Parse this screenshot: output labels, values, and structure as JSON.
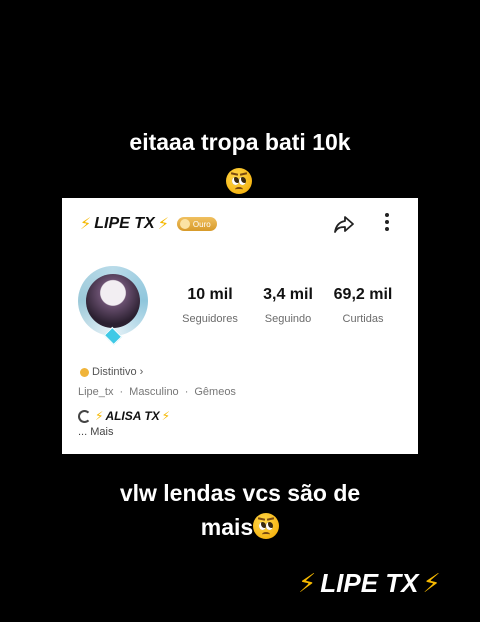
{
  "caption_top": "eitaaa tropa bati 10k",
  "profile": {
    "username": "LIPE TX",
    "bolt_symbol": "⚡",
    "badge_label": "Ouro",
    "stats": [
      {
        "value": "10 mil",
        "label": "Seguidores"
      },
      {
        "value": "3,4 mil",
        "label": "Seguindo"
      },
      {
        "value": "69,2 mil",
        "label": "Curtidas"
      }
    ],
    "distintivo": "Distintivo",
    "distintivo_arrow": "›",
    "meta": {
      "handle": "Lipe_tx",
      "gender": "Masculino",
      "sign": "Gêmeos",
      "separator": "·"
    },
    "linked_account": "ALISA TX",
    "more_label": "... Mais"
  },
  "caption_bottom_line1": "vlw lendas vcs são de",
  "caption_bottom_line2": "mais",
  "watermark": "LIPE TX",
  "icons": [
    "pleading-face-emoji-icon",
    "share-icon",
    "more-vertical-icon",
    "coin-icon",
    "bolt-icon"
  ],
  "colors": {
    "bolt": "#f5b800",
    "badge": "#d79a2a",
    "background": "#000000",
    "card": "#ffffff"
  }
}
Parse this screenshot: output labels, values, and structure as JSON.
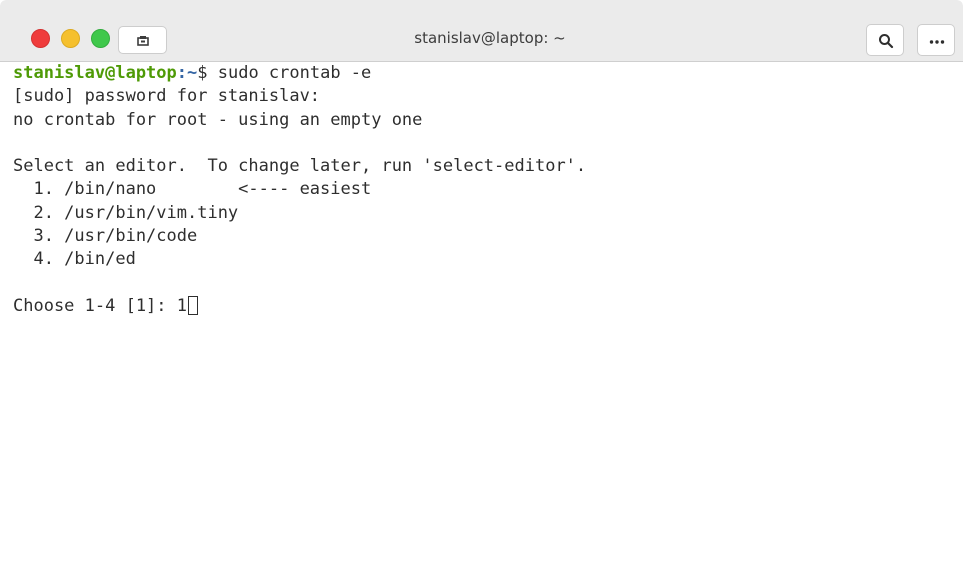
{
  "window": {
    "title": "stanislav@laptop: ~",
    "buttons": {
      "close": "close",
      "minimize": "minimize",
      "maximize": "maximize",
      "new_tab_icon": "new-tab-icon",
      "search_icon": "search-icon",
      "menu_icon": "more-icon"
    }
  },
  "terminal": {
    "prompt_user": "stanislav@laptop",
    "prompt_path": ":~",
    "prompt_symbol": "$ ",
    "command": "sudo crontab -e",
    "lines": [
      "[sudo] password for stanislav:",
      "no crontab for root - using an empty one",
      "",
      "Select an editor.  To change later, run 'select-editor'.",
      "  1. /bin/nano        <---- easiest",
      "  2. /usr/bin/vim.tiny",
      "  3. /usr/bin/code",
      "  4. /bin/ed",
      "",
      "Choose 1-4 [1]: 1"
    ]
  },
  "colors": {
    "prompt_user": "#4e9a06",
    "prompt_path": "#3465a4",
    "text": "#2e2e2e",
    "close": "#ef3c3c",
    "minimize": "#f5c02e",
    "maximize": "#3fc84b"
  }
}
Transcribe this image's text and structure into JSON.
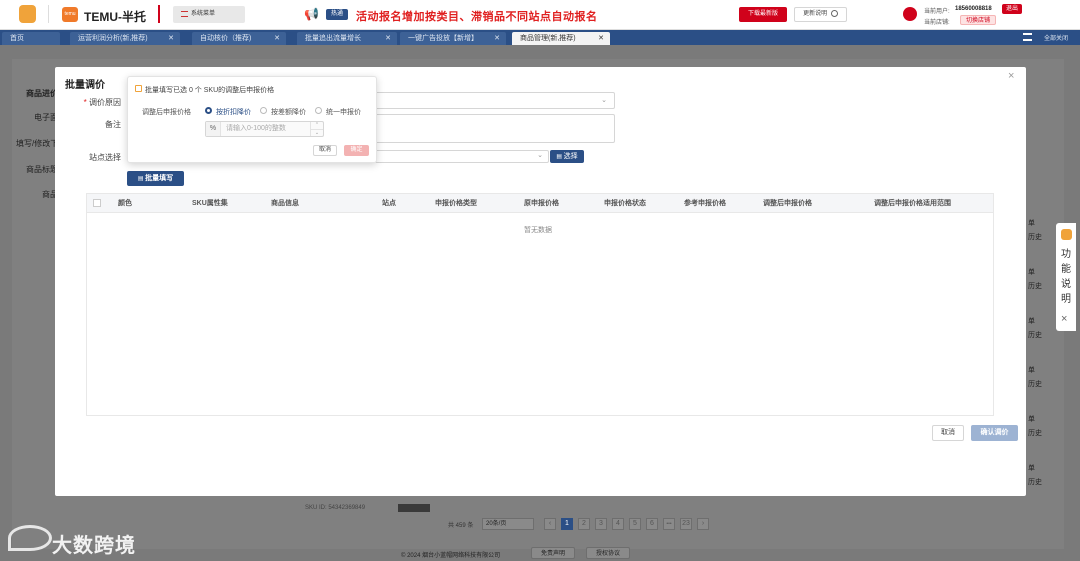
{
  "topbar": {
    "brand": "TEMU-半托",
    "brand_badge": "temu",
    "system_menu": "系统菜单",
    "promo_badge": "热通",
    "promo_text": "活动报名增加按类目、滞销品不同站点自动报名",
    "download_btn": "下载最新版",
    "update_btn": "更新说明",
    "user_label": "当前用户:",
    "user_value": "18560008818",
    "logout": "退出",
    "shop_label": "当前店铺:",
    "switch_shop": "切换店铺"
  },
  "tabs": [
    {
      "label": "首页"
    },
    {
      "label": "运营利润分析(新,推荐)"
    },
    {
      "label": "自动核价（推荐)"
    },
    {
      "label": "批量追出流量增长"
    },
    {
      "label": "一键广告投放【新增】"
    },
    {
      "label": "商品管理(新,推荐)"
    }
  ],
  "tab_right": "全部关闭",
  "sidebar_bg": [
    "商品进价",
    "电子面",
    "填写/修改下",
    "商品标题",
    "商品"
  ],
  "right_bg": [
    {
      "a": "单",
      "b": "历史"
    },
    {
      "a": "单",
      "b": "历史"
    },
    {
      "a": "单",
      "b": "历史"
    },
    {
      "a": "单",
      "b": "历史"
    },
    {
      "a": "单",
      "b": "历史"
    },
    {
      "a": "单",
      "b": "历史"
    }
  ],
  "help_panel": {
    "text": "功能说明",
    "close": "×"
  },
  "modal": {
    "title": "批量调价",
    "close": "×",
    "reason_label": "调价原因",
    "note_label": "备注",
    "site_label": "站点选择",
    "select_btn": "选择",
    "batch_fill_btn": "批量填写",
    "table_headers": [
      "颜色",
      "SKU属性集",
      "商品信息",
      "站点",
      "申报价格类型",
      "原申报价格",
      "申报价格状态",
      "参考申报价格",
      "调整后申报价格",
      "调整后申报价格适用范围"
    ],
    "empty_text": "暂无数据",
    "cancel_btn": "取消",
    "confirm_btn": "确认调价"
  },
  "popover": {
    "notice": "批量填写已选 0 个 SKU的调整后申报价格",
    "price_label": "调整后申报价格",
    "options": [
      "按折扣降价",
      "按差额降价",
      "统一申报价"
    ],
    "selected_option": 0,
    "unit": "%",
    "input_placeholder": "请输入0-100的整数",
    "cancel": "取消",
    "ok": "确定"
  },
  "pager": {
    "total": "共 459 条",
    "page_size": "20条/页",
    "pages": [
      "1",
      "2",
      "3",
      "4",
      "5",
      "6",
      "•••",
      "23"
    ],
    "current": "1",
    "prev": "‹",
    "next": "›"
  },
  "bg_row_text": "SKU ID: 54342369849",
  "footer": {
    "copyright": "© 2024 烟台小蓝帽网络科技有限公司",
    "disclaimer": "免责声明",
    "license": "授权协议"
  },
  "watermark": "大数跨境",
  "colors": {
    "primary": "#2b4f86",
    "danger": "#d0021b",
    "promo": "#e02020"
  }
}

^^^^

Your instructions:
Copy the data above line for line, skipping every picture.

Response below:
Parse this screenshot: output labels, values, and structure as JSON.
{
  "caption_top": "eitaaa tropa bati 10k",
  "profile": {
    "username": "LIPE TX",
    "bolt_symbol": "⚡",
    "badge_label": "Ouro",
    "stats": [
      {
        "value": "10 mil",
        "label": "Seguidores"
      },
      {
        "value": "3,4 mil",
        "label": "Seguindo"
      },
      {
        "value": "69,2 mil",
        "label": "Curtidas"
      }
    ],
    "distintivo": "Distintivo",
    "distintivo_arrow": "›",
    "meta": {
      "handle": "Lipe_tx",
      "gender": "Masculino",
      "sign": "Gêmeos",
      "separator": "·"
    },
    "linked_account": "ALISA TX",
    "more_label": "... Mais"
  },
  "caption_bottom_line1": "vlw lendas vcs são de",
  "caption_bottom_line2": "mais",
  "watermark": "LIPE TX",
  "icons": [
    "pleading-face-emoji-icon",
    "share-icon",
    "more-vertical-icon",
    "coin-icon",
    "bolt-icon"
  ],
  "colors": {
    "bolt": "#f5b800",
    "badge": "#d79a2a",
    "background": "#000000",
    "card": "#ffffff"
  }
}
Parse this screenshot: output labels, values, and structure as JSON.
{
  "window": {
    "title": "stanislav@laptop: ~",
    "buttons": {
      "close": "close",
      "minimize": "minimize",
      "maximize": "maximize",
      "new_tab_icon": "new-tab-icon",
      "search_icon": "search-icon",
      "menu_icon": "more-icon"
    }
  },
  "terminal": {
    "prompt_user": "stanislav@laptop",
    "prompt_path": ":~",
    "prompt_symbol": "$ ",
    "command": "sudo crontab -e",
    "lines": [
      "[sudo] password for stanislav:",
      "no crontab for root - using an empty one",
      "",
      "Select an editor.  To change later, run 'select-editor'.",
      "  1. /bin/nano        <---- easiest",
      "  2. /usr/bin/vim.tiny",
      "  3. /usr/bin/code",
      "  4. /bin/ed",
      "",
      "Choose 1-4 [1]: 1"
    ]
  },
  "colors": {
    "prompt_user": "#4e9a06",
    "prompt_path": "#3465a4",
    "text": "#2e2e2e",
    "close": "#ef3c3c",
    "minimize": "#f5c02e",
    "maximize": "#3fc84b"
  }
}
Transcribe this image's text and structure into JSON.
{
  "topbar": {
    "brand": "TEMU-半托",
    "brand_badge": "temu",
    "system_menu": "系统菜单",
    "promo_badge": "热通",
    "promo_text": "活动报名增加按类目、滞销品不同站点自动报名",
    "download_btn": "下载最新版",
    "update_btn": "更新说明",
    "user_label": "当前用户:",
    "user_value": "18560008818",
    "logout": "退出",
    "shop_label": "当前店铺:",
    "switch_shop": "切换店铺"
  },
  "tabs": [
    {
      "label": "首页"
    },
    {
      "label": "运营利润分析(新,推荐)"
    },
    {
      "label": "自动核价（推荐)"
    },
    {
      "label": "批量追出流量增长"
    },
    {
      "label": "一键广告投放【新增】"
    },
    {
      "label": "商品管理(新,推荐)"
    }
  ],
  "tab_right": "全部关闭",
  "sidebar_bg": [
    "商品进价",
    "电子面",
    "填写/修改下",
    "商品标题",
    "商品"
  ],
  "right_bg": [
    {
      "a": "单",
      "b": "历史"
    },
    {
      "a": "单",
      "b": "历史"
    },
    {
      "a": "单",
      "b": "历史"
    },
    {
      "a": "单",
      "b": "历史"
    },
    {
      "a": "单",
      "b": "历史"
    },
    {
      "a": "单",
      "b": "历史"
    }
  ],
  "help_panel": {
    "text": "功能说明",
    "close": "×"
  },
  "modal": {
    "title": "批量调价",
    "close": "×",
    "reason_label": "调价原因",
    "note_label": "备注",
    "site_label": "站点选择",
    "select_btn": "选择",
    "batch_fill_btn": "批量填写",
    "table_headers": [
      "颜色",
      "SKU属性集",
      "商品信息",
      "站点",
      "申报价格类型",
      "原申报价格",
      "申报价格状态",
      "参考申报价格",
      "调整后申报价格",
      "调整后申报价格适用范围"
    ],
    "empty_text": "暂无数据",
    "cancel_btn": "取消",
    "confirm_btn": "确认调价"
  },
  "popover": {
    "notice": "批量填写已选 0 个 SKU的调整后申报价格",
    "price_label": "调整后申报价格",
    "options": [
      "按折扣降价",
      "按差额降价",
      "统一申报价"
    ],
    "selected_option": 0,
    "unit": "%",
    "input_placeholder": "请输入0-100的整数",
    "cancel": "取消",
    "ok": "确定"
  },
  "pager": {
    "total": "共 459 条",
    "page_size": "20条/页",
    "pages": [
      "1",
      "2",
      "3",
      "4",
      "5",
      "6",
      "•••",
      "23"
    ],
    "current": "1",
    "prev": "‹",
    "next": "›"
  },
  "bg_row_text": "SKU ID: 54342369849",
  "footer": {
    "copyright": "© 2024 烟台小蓝帽网络科技有限公司",
    "disclaimer": "免责声明",
    "license": "授权协议"
  },
  "watermark": "大数跨境",
  "colors": {
    "primary": "#2b4f86",
    "danger": "#d0021b",
    "promo": "#e02020"
  }
}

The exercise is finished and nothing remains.